Four key findings were highlighted in the Study.1 In sum, payer coverage of medically appropriate genomic tests is increasing, but this increase in coverage did not correspond with higher utilization of testing across the United States. As such, medically appropriate genetic testing was inconsistently utilized across the United States. While inconsistent coverage and reimbursement policies are barriers to patient access to testing, the Study concluded that these policies do not entirely explain inconsistent test utilization. Other utilization barriers were identified for further attention.

Barriers And Challenges

The Study acknowledged that obtaining payer coverage and reimbursement for genomic testing is one of several challenges to providing patients access to these medically important tests.2 However, other challenges were identified that prevent full test access. These included a lack of clarity and consistency of payer coverage policies within and between states and across clinical areas. Identified barriers to test utilization were: socioeconomic determinants of health (such as the distance patients must travel to access genomic medical specialists), cultural and community factors (including known racial and ethnic health disparities across the health care systems), and data security and privacy concerns. Lack of awareness, knowledge and education of personalized medicine among health care providers and patients were also identified as ongoing challenges to full test utilization.

Opportunities For Improvement

There is no doubt that research and development of personalized medicine diagnostics and therapies have been increasing but room for improvement remains. As noted by the Study:

“Over the last 20 years, a steadily growing number of genetic biomarkers that contribute to disease have been discovered. New targeted therapies being developed to improve outcomes for responder patients add to this value proposition.  However, utilization rates for medically appropriate NIPT, WES, and CGP genomic testing are inconsistent and variable – even when favorable coverage policies exist. The full value of genomic testing cannot be realized unless utilization increases."

The authors of the Study encourage proponents of personalized medicine to continue to develop and disseminate evidence supporting the clinical and economic benefits of genomic testing. Additional studies that evaluate each identified barrier and its impact on access and utilization will help address and remove barriers to access for every patient that needs it. 


1 Study at page 5.
2 Study at page 21.
3 Study at page 22.
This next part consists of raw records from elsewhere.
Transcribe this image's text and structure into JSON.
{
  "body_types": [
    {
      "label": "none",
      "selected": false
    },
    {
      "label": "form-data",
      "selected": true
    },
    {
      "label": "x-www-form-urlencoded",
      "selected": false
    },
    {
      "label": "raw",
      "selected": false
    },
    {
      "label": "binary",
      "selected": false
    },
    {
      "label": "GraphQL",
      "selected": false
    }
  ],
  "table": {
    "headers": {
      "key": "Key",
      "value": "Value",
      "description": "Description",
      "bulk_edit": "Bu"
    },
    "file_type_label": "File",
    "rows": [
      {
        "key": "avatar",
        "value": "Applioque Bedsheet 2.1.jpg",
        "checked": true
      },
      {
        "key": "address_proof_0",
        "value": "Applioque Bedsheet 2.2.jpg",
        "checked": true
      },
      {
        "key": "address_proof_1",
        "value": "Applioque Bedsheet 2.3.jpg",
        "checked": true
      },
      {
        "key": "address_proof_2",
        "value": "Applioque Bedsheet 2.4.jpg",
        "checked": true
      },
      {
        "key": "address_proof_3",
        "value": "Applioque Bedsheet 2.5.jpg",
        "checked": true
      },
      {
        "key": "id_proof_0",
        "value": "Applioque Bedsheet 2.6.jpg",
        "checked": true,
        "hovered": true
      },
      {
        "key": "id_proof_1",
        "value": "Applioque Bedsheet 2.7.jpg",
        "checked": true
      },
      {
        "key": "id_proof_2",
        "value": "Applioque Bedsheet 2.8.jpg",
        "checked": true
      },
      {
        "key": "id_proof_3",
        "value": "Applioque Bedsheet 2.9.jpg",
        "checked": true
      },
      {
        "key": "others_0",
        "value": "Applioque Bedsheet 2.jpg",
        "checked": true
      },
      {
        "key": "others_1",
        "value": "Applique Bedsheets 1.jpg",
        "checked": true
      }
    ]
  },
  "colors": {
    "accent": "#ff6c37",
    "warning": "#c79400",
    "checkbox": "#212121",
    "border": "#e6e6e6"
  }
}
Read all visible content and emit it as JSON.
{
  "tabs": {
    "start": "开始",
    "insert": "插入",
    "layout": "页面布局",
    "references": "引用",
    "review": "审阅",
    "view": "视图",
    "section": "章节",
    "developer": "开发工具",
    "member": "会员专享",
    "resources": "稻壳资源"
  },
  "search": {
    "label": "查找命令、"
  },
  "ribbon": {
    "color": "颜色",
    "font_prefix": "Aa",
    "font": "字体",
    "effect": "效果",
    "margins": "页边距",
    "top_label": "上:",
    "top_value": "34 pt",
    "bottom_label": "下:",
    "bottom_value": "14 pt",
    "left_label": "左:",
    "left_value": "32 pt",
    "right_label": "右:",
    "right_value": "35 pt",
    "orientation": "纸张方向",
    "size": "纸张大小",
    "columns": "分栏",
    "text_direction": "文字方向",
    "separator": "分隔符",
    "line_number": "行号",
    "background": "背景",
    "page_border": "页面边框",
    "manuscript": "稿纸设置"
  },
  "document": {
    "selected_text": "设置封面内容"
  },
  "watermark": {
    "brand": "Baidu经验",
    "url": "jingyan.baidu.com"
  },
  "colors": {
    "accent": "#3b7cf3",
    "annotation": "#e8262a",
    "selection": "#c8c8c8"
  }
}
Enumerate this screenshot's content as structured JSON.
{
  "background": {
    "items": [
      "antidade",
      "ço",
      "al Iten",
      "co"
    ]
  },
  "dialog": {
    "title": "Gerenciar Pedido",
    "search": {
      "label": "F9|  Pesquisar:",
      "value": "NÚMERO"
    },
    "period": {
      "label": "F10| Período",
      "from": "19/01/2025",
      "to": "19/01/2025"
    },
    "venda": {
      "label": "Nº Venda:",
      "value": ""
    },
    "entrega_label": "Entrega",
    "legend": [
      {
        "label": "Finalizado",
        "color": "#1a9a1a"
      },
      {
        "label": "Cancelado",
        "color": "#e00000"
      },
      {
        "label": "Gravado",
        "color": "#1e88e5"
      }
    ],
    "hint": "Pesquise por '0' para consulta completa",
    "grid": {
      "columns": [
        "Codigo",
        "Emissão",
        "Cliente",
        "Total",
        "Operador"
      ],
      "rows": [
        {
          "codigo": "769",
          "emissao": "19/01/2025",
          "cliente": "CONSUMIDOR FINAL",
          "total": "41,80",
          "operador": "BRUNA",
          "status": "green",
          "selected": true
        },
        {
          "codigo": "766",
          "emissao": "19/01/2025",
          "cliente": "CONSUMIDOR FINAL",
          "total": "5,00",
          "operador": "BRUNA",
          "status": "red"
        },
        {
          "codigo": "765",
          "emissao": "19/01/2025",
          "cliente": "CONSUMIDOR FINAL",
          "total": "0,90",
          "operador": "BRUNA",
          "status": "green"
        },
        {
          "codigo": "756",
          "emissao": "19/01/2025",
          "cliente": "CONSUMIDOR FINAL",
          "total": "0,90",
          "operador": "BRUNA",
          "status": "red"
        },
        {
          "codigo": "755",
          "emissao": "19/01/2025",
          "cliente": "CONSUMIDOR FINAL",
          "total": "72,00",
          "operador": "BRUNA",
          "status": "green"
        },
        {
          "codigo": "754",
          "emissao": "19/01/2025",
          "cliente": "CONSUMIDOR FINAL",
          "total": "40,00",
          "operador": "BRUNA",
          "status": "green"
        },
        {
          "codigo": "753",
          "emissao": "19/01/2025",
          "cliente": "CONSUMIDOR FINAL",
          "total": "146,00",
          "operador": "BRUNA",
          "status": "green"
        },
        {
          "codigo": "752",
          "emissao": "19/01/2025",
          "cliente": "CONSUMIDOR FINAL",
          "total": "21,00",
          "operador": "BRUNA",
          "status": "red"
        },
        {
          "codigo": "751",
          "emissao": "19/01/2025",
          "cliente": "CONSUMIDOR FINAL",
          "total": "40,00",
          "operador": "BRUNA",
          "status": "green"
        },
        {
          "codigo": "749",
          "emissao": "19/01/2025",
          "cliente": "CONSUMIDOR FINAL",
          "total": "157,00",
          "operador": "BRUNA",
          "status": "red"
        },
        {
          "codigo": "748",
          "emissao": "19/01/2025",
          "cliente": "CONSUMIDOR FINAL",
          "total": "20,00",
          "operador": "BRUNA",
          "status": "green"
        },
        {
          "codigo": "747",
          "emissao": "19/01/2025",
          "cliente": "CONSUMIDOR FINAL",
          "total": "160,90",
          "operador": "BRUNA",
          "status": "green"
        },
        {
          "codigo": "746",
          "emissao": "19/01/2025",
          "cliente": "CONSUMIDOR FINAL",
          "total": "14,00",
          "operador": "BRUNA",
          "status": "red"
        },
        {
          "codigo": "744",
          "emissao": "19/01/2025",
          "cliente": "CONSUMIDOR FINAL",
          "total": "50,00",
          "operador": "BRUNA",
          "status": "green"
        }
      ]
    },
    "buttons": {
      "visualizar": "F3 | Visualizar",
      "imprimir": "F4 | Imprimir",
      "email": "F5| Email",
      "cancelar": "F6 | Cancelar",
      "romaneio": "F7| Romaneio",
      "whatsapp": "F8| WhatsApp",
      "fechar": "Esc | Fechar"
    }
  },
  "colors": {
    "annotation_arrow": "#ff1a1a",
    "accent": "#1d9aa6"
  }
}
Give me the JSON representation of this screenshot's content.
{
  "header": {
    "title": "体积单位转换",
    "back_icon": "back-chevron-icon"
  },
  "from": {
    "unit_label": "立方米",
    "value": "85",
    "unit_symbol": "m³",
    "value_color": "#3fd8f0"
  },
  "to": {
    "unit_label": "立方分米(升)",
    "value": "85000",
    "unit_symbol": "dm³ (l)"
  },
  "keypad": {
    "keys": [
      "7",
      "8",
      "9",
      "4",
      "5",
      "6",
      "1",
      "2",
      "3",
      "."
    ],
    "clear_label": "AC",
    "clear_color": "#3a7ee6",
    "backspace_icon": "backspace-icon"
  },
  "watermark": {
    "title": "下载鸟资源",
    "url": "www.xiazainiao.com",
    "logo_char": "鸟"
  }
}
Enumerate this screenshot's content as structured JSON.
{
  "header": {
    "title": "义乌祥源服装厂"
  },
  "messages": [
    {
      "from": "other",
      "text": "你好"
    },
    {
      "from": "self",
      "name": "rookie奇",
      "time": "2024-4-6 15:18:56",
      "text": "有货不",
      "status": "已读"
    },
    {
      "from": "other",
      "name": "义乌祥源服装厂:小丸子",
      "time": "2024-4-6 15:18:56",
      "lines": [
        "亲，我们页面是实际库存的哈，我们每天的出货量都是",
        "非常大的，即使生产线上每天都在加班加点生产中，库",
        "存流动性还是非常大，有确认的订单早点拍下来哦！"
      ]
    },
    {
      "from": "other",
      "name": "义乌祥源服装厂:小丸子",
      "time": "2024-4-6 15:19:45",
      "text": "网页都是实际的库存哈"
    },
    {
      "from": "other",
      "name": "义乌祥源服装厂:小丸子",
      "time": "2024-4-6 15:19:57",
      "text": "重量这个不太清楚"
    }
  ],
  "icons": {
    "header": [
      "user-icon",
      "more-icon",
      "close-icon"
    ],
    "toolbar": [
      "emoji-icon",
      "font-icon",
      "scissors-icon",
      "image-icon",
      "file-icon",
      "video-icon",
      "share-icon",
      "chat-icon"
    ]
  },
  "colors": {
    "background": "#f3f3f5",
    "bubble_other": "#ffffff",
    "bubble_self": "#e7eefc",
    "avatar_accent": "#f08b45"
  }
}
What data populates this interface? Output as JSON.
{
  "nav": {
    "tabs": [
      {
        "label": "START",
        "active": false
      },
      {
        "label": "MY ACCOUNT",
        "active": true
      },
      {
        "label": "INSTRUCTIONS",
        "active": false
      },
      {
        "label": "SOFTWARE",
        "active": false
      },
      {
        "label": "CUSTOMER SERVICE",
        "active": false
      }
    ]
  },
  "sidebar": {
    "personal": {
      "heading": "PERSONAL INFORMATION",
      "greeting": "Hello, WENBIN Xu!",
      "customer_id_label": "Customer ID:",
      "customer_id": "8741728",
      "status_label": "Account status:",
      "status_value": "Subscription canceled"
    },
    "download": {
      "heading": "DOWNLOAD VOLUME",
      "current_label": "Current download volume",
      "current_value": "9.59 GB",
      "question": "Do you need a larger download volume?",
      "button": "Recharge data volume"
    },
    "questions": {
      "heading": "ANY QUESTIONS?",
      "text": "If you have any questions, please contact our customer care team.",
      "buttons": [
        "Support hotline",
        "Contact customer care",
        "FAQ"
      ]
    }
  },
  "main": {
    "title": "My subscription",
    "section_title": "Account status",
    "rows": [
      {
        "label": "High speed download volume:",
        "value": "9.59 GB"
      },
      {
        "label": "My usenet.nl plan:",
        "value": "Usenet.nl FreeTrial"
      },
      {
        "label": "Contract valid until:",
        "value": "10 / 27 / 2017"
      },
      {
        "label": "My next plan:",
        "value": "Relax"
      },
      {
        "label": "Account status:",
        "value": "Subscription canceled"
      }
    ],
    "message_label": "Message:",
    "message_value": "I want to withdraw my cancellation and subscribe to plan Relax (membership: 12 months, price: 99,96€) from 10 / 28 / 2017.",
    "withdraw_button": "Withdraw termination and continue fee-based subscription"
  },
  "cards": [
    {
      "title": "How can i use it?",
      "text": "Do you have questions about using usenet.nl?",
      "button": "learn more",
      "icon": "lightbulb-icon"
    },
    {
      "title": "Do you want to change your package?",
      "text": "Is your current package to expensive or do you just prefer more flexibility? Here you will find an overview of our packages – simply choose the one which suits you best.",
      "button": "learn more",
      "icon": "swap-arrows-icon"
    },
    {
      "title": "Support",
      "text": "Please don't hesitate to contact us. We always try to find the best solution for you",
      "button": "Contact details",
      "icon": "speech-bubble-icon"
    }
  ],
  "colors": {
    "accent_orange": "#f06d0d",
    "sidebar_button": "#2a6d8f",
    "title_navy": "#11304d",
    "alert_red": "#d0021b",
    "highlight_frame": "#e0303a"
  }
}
This blog is made available by Foley & Lardner LLP (“Foley” or “the Firm”) for informational purposes only. It is not meant to convey the Firm’s legal position on behalf of any client, nor is it intended to convey specific legal advice. Any opinions expressed in this article do not necessarily reflect the views of Foley & Lardner LLP, its partners, or its clients. Accordingly, do not act upon this information without seeking counsel from a licensed attorney. This blog is not intended to create, and receipt of it does not constitute, an attorney-client relationship. Communicating with Foley through this website by email, blog post, or otherwise, does not create an attorney-client relationship for any legal matter. Therefore, any communication or material you transmit to Foley through this blog, whether by email, blog post or any other manner, will not be treated as confidential or proprietary. The information on this blog is published “AS IS” and is not guaranteed to be complete, accurate, and or up-to-date. Foley makes no representations or warranties of any kind, express or implied, as to the operation or content of the site. Foley expressly disclaims all other guarantees, warranties, conditions and representations of any kind, either express or implied, whether arising under any statute, law, commercial use or otherwise, including implied warranties of merchantability, fitness for a particular purpose, title and non-infringement. In no event shall Foley or any of its partners, officers, employees, agents or affiliates be liable, directly or indirectly, under any theory of law (contract, tort, negligence or otherwise), to you or anyone else, for any claims, losses or damages, direct, indirect special, incidental, punitive or consequential, resulting from or occasioned by the creation, use of or reliance on this site (including information and other content) or any third party websites or the information, resources or material accessed through any such websites. In some jurisdictions, the contents of this blog may be considered Attorney Advertising. If applicable, please note that prior results do not guarantee a similar outcome. Photographs are for dramatization purposes only and may include models. Likenesses do not necessarily imply current client, partnership or employee status.

Related Services